Biomass technology is a renewable way to use organic matter to generate heat, power, or be converted into processed fuels or chemicals. The Colorado Renewable Energy Society states that Colorado has a fair biomass potential. They say that 5.2 billion kilowatt hours (kWh) of electricity could be generated using renewable biomass fuels in Colorado. Wood is the most commonly used biomass fuel. Urban and mill residues such as wood from construction sites, right of way trimmings, and discarded wood products and crates and mulch are common biomass recycle fuels. Dead wood such as the timber available in Colorado's beleaguered pine-bark-beetle-kill areas would be great sources for biomass fuel. Agricultural biomass includes organic crop-harvest mulch such as corn husks, wheat straw, and orchard trimmings. While these materials are not plentiful in Colorado, there is still a small but potentially growing market.
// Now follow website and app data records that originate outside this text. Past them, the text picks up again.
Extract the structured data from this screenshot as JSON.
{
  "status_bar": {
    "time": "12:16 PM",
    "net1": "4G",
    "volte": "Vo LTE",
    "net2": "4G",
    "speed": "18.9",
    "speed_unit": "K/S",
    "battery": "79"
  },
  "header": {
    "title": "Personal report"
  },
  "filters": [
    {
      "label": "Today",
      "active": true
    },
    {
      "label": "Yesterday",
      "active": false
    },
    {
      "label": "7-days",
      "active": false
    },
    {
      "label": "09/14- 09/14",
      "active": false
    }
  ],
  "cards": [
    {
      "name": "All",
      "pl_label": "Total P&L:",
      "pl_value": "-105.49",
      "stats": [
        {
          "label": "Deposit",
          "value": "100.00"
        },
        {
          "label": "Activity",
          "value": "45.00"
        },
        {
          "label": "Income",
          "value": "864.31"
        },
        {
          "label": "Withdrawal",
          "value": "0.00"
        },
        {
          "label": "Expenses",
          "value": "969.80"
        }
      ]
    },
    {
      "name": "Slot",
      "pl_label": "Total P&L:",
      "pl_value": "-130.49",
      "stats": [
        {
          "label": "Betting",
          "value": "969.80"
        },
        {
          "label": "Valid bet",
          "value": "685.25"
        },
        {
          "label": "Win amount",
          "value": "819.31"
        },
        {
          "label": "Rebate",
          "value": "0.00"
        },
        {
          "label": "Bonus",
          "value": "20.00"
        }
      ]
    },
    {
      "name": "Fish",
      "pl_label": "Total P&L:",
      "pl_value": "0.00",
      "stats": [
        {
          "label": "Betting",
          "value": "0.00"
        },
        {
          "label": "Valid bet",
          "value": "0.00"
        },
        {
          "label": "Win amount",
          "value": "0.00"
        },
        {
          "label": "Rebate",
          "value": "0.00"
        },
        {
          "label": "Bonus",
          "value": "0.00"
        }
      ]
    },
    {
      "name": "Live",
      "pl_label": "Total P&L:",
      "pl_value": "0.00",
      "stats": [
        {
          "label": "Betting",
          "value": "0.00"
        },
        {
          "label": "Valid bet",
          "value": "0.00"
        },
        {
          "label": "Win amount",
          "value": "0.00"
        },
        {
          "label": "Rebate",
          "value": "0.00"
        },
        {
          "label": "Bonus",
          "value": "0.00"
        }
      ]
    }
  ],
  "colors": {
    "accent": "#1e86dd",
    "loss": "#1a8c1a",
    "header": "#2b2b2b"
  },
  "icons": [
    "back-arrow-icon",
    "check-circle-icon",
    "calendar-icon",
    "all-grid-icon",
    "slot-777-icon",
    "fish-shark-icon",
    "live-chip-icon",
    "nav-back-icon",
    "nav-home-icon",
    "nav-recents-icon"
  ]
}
Pictured right: Chips and pellets of biomass.
Recently, ConocoPhillips purchased the 32-acre former StorageTek corporate campus in Louisville. They plan to use the facility to become the state's largest research facility for biofuels made from crops and non-petroleum feedstocks. The company plans to develop liquid fuels made from renewable sources. It is scheduled to open in 2012.
For more information on Biomass in Colorado, visit the Governor's Energy Office's website Recharge Colorado